Dirt: Petal pusher
We probably have Sarah Meyohas to thank for the endless stream of celebrity NFT projects. In 2015, Meyohas launched Bitchcoin — a project now considered to be the archetype for blockchain-based art. To a reader inundated with press releases about new NFTs, her approach will sound familiar. Each Bitchcoin is a blockchain-based token tied to an image, whose value is backed by a 25-square-inch piece of a print created by Meyohas. For many artists, Bitchcoin was their first encounter with crypto and with a work that considered the blockchain as an artistic medium.
But Bitchcoin’s contribution to digital art was more than popularizing the idea of token-based artworks. Meyohas conceived of Bitchcoin as a new form of patronage, one that decentralized the artwork as much as the artist. In its original form, Bitchcoin operated as a fork1 of Bitcoin and, much like a meme coin, was unlimited in quantity. At any point, Bitchcoin holders could choose to exchange their token for the print fragment that backed its value, effectively allowing them to speculate on the future value of Meyohas’s work.
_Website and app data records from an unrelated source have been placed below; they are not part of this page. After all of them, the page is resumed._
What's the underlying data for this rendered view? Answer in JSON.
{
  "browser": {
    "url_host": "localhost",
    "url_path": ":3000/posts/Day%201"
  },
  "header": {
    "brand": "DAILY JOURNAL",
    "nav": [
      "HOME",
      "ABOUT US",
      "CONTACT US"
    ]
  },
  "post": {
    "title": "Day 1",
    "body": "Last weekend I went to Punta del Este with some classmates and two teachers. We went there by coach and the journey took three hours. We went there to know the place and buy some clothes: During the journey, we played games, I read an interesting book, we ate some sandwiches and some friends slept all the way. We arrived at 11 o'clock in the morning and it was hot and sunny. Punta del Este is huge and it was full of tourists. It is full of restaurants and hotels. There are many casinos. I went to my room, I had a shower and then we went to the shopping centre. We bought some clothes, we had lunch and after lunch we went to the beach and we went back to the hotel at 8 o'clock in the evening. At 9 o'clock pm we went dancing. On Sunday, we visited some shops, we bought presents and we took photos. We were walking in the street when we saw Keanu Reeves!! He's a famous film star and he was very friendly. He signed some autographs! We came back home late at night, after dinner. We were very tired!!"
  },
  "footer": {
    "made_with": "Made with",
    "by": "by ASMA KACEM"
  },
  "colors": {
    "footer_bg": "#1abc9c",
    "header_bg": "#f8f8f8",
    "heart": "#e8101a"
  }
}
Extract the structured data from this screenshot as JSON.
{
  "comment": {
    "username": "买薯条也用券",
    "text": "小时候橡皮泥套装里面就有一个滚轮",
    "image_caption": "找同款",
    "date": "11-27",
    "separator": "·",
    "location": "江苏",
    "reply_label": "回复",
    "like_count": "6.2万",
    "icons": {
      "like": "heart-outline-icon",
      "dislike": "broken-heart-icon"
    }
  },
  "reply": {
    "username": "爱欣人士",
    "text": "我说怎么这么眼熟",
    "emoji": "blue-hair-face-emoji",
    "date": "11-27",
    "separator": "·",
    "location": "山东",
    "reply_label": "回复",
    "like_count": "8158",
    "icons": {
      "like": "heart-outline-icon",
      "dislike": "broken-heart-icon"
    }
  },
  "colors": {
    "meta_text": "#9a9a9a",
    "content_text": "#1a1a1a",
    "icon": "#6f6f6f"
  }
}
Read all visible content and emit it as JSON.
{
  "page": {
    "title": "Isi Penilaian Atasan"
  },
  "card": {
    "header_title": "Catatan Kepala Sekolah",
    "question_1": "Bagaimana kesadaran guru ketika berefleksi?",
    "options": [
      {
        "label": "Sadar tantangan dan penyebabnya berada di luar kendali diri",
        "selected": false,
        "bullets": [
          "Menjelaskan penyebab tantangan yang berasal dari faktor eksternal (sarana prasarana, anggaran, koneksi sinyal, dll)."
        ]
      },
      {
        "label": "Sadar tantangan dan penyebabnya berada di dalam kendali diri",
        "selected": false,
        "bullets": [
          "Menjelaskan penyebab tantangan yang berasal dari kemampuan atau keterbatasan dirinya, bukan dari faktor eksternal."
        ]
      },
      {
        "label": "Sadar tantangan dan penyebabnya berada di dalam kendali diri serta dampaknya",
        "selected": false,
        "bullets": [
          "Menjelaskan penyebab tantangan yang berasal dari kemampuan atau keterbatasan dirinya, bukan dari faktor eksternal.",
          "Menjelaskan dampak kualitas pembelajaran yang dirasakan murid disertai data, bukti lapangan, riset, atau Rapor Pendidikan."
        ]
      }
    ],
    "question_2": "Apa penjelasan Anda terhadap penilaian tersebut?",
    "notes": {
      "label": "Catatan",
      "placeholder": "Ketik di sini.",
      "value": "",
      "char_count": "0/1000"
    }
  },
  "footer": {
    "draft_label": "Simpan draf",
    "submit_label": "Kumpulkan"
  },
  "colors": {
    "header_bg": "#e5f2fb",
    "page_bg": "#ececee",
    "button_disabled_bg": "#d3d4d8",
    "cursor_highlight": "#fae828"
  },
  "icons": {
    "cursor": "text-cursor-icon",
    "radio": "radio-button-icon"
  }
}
Through Bitchcoin, Meyohas’s work and her identity belongs to token holders — they alone control the market. “It was, at first, about embodying a system (capitalism) to render it visible,” Meyohas wrote in ArtNet.
Last year, Meyohas relaunched Bitchcoin on Ethereum, backed by prints of pressed petals from her Cloud of Petals work. In Cloud of Petals, which was documented in a video work by the same name, a gaggle of male workers at the former Bell Labs complex in New Jersey2 sorts through rose petals and photographs them for an AI, which then generates new petals. The men also selected petals that they thought were the most beautiful, which were then pressed and became the works backing Bitchcoins.
Cloud of Petals is one of Meyohas’s strongest works — the video is aesthetically appealing and well-paced — but its examination of gender feels underdeveloped. It’s a problem shared with the new version of Bitchcoin: Meyohas gestures toward a critique of the gendered nature of finance and tech, but her intent (beyond a rote statement about the industries’ gender imbalance) is unclear.3
Whereas the first iteration of Bitchcoin was unlimited, now Meyohas minted just 3,291 tokens. About 500 of those were sold in batches at Phillips for a total of $480,000, or $800 each. The rest went up for sale at OpenSea, where the floor price is currently around 1.85 ETH ($6,300). The decision to relaunch on Ethereum was partly practical — in February 2015, when Meyohas first launched Bitchcoin, Ethereum was but a twinkle in Vitalik Buterin’s cold blue eyes. Since then, Ethereum has emerged as the primary means of hosting crypto art.
Then there’s the more cynical read: Meyohas, eager to brand herself as the progenitor of blockchain art, adapted her project to achieve maximum visibility and meet market demands. Here, it’s useful to consider how adjustments to the structure of Bitchcoin affect the project. The decision to transition from the Bitcoin blockchain to Ethereum is akin to an artist switching to a new brand of acrylic paint — attentive viewers may notice, but the work is largely unchanged. The decision to artificially limit the quantity of Bitchcoins, on the other hand, is a remarkable shift away from the satirical approach that defined the earlier Bitcoin-based series. Beyond the obvious market considerations, there doesn’t seem to be any critical impulse behind this decision. Indeed, Meyohas herself said that she produced a finite supply in response to investor concerns about depreciation.
Still, it’s worth questioning what Bitchcoin offers in its current iteration. It lacks the historical weight of the original and its formal structure is now akin to any other asset-backed NFT project that derives its value from scarcity. As Meyohas blurs her own boundary between art and finance — she’s now a partner at Spark Capital where she led a seed investment in OpenSea — the avenues for viewing the market critically are rapidly evaporating. Nevertheless, she’s maintained Bitchcoin’s indefinite window for redemption, a distinctly unwise financial decision that allows collectors to maintain a certain degree of power over Meyohas.
It’s a half-baked optimist’s read, but as control over artistic rights and the market becomes a dominant point of contention for NFT projects, Bitchcoin may still serve a purpose. — Jonah Goldman Kay
The Dirt: Sooner or later, a wise artist goes for the bag.
Forks occur when a cryptocurrency’s community changes the rules it operates on. In Bitchcoin’s case, Meyohas was the entire community, so the new rules only applied to Bitchcoins.